[Start of Attachment]

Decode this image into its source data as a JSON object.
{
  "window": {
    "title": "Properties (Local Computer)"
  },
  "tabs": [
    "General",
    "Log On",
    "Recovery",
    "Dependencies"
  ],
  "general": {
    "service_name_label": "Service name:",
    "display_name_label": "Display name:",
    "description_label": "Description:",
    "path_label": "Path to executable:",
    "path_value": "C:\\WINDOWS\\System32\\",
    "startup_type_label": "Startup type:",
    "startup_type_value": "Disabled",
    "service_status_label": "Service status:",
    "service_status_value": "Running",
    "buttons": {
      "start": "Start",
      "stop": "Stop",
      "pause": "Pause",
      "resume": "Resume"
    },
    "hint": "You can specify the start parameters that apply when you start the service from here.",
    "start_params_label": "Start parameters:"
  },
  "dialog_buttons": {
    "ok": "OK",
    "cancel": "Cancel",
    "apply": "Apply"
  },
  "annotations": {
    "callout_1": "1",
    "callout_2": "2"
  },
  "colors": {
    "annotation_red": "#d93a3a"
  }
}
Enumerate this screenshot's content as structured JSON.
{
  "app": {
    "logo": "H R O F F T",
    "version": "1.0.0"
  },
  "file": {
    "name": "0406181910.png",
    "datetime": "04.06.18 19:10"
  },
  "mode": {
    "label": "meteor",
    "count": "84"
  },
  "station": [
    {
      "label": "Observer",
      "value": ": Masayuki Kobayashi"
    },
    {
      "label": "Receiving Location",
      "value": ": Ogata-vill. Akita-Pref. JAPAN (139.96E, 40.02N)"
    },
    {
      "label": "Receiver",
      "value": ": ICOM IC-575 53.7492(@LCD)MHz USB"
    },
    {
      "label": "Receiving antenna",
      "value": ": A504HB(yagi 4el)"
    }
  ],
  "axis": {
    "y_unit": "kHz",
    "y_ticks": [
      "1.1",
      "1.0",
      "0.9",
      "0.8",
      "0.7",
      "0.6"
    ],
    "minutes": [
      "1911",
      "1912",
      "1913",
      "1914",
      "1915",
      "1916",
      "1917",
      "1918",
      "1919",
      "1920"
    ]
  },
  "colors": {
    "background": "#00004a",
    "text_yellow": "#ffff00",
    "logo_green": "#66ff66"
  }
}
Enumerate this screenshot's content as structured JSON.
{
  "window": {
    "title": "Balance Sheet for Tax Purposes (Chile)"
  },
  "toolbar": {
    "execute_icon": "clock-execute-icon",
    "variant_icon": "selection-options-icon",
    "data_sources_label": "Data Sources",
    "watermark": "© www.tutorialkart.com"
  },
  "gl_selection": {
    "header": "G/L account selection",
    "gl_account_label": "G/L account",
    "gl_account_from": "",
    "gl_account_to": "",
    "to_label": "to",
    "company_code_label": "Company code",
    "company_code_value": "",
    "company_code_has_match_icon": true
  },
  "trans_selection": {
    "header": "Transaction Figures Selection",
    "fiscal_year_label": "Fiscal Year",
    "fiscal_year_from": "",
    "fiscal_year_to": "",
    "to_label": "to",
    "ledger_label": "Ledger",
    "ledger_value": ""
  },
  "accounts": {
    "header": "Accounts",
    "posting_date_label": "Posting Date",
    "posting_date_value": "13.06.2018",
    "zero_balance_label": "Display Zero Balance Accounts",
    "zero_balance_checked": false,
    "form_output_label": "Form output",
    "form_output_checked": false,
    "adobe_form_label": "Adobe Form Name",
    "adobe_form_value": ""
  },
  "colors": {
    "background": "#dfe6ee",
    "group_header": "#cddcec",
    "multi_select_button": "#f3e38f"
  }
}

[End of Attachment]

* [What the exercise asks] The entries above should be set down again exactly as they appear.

* [Finished task]
Decode this image into its source data as a JSON object.
{
  "window": {
    "title": "Properties (Local Computer)"
  },
  "tabs": [
    "General",
    "Log On",
    "Recovery",
    "Dependencies"
  ],
  "general": {
    "service_name_label": "Service name:",
    "display_name_label": "Display name:",
    "description_label": "Description:",
    "path_label": "Path to executable:",
    "path_value": "C:\\WINDOWS\\System32\\",
    "startup_type_label": "Startup type:",
    "startup_type_value": "Disabled",
    "service_status_label": "Service status:",
    "service_status_value": "Running",
    "buttons": {
      "start": "Start",
      "stop": "Stop",
      "pause": "Pause",
      "resume": "Resume"
    },
    "hint": "You can specify the start parameters that apply when you start the service from here.",
    "start_params_label": "Start parameters:"
  },
  "dialog_buttons": {
    "ok": "OK",
    "cancel": "Cancel",
    "apply": "Apply"
  },
  "annotations": {
    "callout_1": "1",
    "callout_2": "2"
  },
  "colors": {
    "annotation_red": "#d93a3a"
  }
}
Enumerate this screenshot's content as structured JSON.
{
  "app": {
    "logo": "H R O F F T",
    "version": "1.0.0"
  },
  "file": {
    "name": "0406181910.png",
    "datetime": "04.06.18 19:10"
  },
  "mode": {
    "label": "meteor",
    "count": "84"
  },
  "station": [
    {
      "label": "Observer",
      "value": ": Masayuki Kobayashi"
    },
    {
      "label": "Receiving Location",
      "value": ": Ogata-vill. Akita-Pref. JAPAN (139.96E, 40.02N)"
    },
    {
      "label": "Receiver",
      "value": ": ICOM IC-575 53.7492(@LCD)MHz USB"
    },
    {
      "label": "Receiving antenna",
      "value": ": A504HB(yagi 4el)"
    }
  ],
  "axis": {
    "y_unit": "kHz",
    "y_ticks": [
      "1.1",
      "1.0",
      "0.9",
      "0.8",
      "0.7",
      "0.6"
    ],
    "minutes": [
      "1911",
      "1912",
      "1913",
      "1914",
      "1915",
      "1916",
      "1917",
      "1918",
      "1919",
      "1920"
    ]
  },
  "colors": {
    "background": "#00004a",
    "text_yellow": "#ffff00",
    "logo_green": "#66ff66"
  }
}
Enumerate this screenshot's content as structured JSON.
{
  "window": {
    "title": "Balance Sheet for Tax Purposes (Chile)"
  },
  "toolbar": {
    "execute_icon": "clock-execute-icon",
    "variant_icon": "selection-options-icon",
    "data_sources_label": "Data Sources",
    "watermark": "© www.tutorialkart.com"
  },
  "gl_selection": {
    "header": "G/L account selection",
    "gl_account_label": "G/L account",
    "gl_account_from": "",
    "gl_account_to": "",
    "to_label": "to",
    "company_code_label": "Company code",
    "company_code_value": "",
    "company_code_has_match_icon": true
  },
  "trans_selection": {
    "header": "Transaction Figures Selection",
    "fiscal_year_label": "Fiscal Year",
    "fiscal_year_from": "",
    "fiscal_year_to": "",
    "to_label": "to",
    "ledger_label": "Ledger",
    "ledger_value": ""
  },
  "accounts": {
    "header": "Accounts",
    "posting_date_label": "Posting Date",
    "posting_date_value": "13.06.2018",
    "zero_balance_label": "Display Zero Balance Accounts",
    "zero_balance_checked": false,
    "form_output_label": "Form output",
    "form_output_checked": false,
    "adobe_form_label": "Adobe Form Name",
    "adobe_form_value": ""
  },
  "colors": {
    "background": "#dfe6ee",
    "group_header": "#cddcec",
    "multi_select_button": "#f3e38f"
  }
}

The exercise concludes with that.